This proposal is part of an archaeological survey of selected areas of the Red Sea coast and islands with a sailboat to identify ancient ports, anchorages and shipwrecks especially from the Ptolemaic, Roman and early Byzantine periods (viz. the 3rd c. BCE until the 7th c. CE). This will include both land and underwater investigations at stops along the ancient maritime routes linking the northern Red Sea with the Indian Ocean, in the countries of the Kingdom of Saudi Arabia, Sudan, Eritrea, Djibouti and Yemen.

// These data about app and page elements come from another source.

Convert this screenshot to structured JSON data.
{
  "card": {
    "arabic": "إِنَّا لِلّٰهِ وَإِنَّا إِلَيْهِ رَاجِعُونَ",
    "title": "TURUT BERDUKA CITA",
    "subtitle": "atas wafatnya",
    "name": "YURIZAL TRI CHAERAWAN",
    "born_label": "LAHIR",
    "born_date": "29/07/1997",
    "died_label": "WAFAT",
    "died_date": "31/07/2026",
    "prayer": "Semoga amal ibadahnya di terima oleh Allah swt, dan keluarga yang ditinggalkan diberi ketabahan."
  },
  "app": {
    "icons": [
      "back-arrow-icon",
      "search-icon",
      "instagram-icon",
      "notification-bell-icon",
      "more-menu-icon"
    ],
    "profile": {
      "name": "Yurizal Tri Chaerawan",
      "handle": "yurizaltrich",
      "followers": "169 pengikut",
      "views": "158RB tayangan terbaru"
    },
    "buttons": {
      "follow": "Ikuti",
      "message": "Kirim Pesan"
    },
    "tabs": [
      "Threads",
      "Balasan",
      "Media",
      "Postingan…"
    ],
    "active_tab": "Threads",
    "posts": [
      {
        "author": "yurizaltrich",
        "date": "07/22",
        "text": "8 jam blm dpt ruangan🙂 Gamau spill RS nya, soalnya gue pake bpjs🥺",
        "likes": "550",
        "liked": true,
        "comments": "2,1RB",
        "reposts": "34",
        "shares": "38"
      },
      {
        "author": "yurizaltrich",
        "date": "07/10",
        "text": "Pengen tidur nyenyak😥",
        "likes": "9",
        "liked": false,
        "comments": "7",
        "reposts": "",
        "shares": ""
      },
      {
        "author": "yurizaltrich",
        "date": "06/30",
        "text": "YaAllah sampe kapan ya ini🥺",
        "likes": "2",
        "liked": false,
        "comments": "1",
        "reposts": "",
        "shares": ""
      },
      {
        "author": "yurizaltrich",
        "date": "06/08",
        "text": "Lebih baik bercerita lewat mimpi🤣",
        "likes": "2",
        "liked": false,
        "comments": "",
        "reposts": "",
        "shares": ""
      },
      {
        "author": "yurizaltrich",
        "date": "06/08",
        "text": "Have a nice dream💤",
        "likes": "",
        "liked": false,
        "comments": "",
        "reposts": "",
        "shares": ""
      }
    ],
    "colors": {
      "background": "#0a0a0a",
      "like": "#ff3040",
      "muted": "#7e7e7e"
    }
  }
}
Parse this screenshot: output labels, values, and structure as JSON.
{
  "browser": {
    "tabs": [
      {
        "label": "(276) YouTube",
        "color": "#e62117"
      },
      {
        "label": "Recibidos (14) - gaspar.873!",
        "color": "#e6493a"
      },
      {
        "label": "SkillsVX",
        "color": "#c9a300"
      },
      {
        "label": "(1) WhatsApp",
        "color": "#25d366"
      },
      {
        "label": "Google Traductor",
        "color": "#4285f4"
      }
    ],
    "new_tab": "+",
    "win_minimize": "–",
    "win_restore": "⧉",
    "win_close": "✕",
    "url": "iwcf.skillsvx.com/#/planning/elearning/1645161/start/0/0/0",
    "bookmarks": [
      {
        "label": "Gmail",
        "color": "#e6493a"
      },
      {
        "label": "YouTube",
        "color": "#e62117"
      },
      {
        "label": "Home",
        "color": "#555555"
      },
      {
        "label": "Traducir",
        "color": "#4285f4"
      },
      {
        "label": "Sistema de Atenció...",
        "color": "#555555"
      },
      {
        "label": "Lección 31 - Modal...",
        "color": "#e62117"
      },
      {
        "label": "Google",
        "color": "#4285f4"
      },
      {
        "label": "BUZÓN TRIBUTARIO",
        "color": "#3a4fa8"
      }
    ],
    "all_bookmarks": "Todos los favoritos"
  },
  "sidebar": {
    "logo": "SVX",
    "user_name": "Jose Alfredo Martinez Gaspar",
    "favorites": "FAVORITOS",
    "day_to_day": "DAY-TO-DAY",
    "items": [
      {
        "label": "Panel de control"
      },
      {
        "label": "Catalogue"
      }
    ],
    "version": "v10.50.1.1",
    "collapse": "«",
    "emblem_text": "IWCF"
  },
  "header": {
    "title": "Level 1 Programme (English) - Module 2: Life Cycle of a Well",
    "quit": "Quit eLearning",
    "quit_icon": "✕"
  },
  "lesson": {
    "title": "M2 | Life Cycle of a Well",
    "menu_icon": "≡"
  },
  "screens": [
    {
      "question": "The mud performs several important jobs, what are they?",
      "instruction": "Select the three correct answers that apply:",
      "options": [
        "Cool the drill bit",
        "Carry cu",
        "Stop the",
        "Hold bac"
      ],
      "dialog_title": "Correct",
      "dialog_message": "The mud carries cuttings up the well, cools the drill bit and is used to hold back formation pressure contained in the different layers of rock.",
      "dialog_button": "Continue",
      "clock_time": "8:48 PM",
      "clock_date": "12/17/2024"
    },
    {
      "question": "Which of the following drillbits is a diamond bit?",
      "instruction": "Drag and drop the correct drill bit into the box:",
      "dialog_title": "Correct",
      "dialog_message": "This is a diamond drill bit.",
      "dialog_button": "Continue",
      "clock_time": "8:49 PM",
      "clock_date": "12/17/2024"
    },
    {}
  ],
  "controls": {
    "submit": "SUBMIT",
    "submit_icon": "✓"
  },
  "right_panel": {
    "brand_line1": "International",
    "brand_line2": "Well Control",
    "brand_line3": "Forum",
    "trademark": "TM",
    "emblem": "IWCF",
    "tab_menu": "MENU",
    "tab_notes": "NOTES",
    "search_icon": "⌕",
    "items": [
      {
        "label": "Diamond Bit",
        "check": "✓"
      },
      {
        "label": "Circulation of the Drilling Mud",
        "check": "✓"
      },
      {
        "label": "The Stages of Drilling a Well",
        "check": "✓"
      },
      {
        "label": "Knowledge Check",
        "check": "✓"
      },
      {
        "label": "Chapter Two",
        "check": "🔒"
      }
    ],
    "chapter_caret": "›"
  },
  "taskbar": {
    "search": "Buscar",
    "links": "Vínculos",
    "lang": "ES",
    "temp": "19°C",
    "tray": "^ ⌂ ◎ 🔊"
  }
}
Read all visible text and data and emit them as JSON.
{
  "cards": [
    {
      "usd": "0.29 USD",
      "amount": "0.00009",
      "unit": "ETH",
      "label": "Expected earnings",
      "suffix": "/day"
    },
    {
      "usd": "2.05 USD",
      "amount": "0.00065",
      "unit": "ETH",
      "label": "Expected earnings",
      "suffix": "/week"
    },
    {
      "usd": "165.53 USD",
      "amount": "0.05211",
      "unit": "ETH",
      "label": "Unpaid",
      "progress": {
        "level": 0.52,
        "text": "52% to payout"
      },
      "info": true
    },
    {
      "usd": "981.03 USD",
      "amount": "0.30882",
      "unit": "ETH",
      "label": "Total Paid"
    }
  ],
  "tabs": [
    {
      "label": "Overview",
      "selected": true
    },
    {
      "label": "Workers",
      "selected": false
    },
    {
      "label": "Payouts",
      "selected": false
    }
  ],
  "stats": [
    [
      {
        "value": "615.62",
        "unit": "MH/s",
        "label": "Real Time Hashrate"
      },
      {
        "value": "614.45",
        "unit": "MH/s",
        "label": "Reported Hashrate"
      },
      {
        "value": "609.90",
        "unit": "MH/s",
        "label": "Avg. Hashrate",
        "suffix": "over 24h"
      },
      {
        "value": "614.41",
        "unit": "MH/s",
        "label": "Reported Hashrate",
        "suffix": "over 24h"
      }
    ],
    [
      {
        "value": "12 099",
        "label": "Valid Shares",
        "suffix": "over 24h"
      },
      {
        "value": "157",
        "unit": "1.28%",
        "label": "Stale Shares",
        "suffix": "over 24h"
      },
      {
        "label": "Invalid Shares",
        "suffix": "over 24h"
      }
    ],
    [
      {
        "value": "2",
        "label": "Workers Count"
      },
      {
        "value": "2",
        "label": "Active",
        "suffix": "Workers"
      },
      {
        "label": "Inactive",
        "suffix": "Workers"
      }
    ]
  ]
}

The purpose is to locate some of the ancient ports and settlements from north to south for possible future detailed survey and/or excavation. These would include examination of a number of sites which may be associated with the ancient ports of Charmuthas, Heptaphreata, Bulicas, Leuke Kome, Athrula and Asca along the Arabian coast; Cleopatra’s harbor, Ptolemais Theron, Panchrisos, Berenice near Saba, The Altars of Konôn, the Grove of Eumedes and other ancient coastal cities along the African coast. Such a project has never before been undertaken. We have discussed this endeavor with and received initial verbal approval from the Sudanese authorities and the interest of the Saudi Geological Survey‘s Geoheritage Program. We are now approaching authorities in Eritrea, Djibouti and Yemen to seek their approval for the project.
The expedition for the study of this maritime route will be conducted from a sailboat, which will recreate conditions of ancient merchant ships in coastal navigation, and facilitate access to many remote locations that would be difficult to approach from land.
By compiling and studying detailed satellite imagery and combining this with reading the ancient literary sources, Nautical charts, and sparse archeological literature published on this part of the Red sea, we will be able to select among the GPS positions of coastal remains that we believe are most likely ancient settlements linked with the maritime trade route, findings that have not been previously published.
We will anchor the sailboat at moorings with ruins that we have already briefly visited and near the GPS positions that we propose to identify (see list below), and consult with local residents and fishermen to identify ancient remains. The discoveries will be documented precisely using GPS positioning, photography and, where feasible, the drawing of more detailed, measured architectural plans. This data will form the basis for the publication of a gazetteer which can be used in possible, more detailed follow-up investigations and excavations.
For more information and photographs, see:
Caves, Cisterns and Therms on the Red Sea Coast:
Proof of Greek and Ptolemaic-Roman settlements?